I usually fail miserably at this and over-pack every time. If I could employ someone to pack my bags for me I would. Predictably, I forget to pack something essential and fill the case instead with clothes that I never get around to wearing. People may think it’s a glamorous life but most of the time you are using old t-shirts and leggings so you can roll around on the dirty rehearsal floor 6-8 hours a day! These all get put in the nearest bin by the time I’m ready to come home.
5. All my pin codes.
When I’m away for long periods, inevitably some renewal notification will arrive, and I’ll have to get it done online. I must have changed pins a million times—my house name, my role names, my dogs’ names etc…. That ‘change your password’ page must be the most visited site on my lap-top. What are you supposed to do?! It must be my age…32…ahem!
The last time I was there, I was throwing myself from a 7m-platform onto a bed of cardboard boxes in front of the All-Black rugby team..."
You recently appeared in the title role of Tosca last March—take us through your process in the lead up to the performance.
I flew the day after a concert in Dublin to Auckland via Dubai. It took a whopping 29 hours of travel. I landed and was collected by the NZO company manager and brought to the residence (yes, it had a good kitchen and good Wi-Fi, and it was near the water!). I started work the very next morning, despite jet-lag, and at about 4pm I was asleep on my feet during the first day of musical rehearsals.
No rest for the wicked though! I was brought to a warehouse the next morning to begin my stunt refreshment training. With that great Tosca-leap at the end of the show, I needed it. The last time I was there, I was throwing myself from a 7m-platform onto a bed of cardboard boxes in front of the All-Black rugby team who happened to be doing some training that same day. It was very nice to get a round of applause from them…not bad to look at either!!!
Two weeks of intensive rehearsals followed before the whole kit and caboodle was flown to Christchurch for stage rehearsals, and our first meeting with the orchestra. We premiered only a short week later. All this was intermingled with sponsorship and Friends of NZO meetings, costume fittings, and appearances on radio and TV for promotional purposes. It was a hectic time as we did work a 6-day week to fit it all in. Sundays were for rest…mostly. I’d love to say that I saw the country while I was there but there’s little or no chance.

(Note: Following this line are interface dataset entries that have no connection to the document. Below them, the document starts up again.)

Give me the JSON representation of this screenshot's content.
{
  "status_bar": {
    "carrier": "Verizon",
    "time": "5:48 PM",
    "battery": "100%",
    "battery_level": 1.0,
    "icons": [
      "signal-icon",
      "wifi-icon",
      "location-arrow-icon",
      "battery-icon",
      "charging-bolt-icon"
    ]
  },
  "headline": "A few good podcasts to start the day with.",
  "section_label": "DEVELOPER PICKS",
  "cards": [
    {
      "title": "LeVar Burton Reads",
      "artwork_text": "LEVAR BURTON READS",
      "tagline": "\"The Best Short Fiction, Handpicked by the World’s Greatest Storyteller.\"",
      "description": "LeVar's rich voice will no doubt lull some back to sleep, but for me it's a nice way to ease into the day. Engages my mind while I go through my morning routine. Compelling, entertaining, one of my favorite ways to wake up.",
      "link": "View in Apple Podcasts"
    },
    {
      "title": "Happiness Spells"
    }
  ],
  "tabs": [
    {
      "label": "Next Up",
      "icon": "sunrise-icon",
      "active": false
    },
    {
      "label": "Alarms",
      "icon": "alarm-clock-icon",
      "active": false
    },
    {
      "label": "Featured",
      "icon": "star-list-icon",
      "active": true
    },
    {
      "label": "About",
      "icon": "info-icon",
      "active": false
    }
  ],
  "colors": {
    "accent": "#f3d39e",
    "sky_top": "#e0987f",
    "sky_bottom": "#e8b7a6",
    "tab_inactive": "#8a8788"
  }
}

However, I knew that there were 3 days in between the second and third show so I hired a car and drove away into the wilderness to cram in some sightseeing and caught up with friends I’d met there over the years. There’s never enough time for it though. By the morning after the last show, the Tosca score was at the bottom of the over-packed case, and it was straight to the airport to head home…and yes I had wine on the flight!
As an internationally respected interpreter of the works of Richard Strauss and Britten, what excites you about the music of these composers?
One of the things I love about this music is the challenge in learning it. It always amazes me how the notes on the pages, which at first make very little sense, begin to merge into meaningful phrases. Strauss and Britten have a great way of illustrating an emotion or a sense of place and time in their music. I couldn’t tell you why. I’m sure a musicologist could explain it. It’s just a feeling you get. Those soaring lines of Strauss are a dream to sing as a soprano and the thrill of getting with the orchestra for the first time on a piece such as Elektra (favourite and dream role), is what makes it all worthwhile.
What advice would you give early-career singers who are setting out on a career in performance?
Look after your head while those around you are losing theirs. Mind yourself and listen to your body and your voice, and what it’s telling you. Stay grounded. It’s not life or death. It’s music. Live as normally as you can in the spaces. Keep connected with friends and family. Their lives go on busily while you are away, so it’s up to you to get in touch when you get home. Always have a listening ear to check in with every so often, whether it be a teacher or a vocal coach. They hear you much better than you do yourself. Enjoy it!!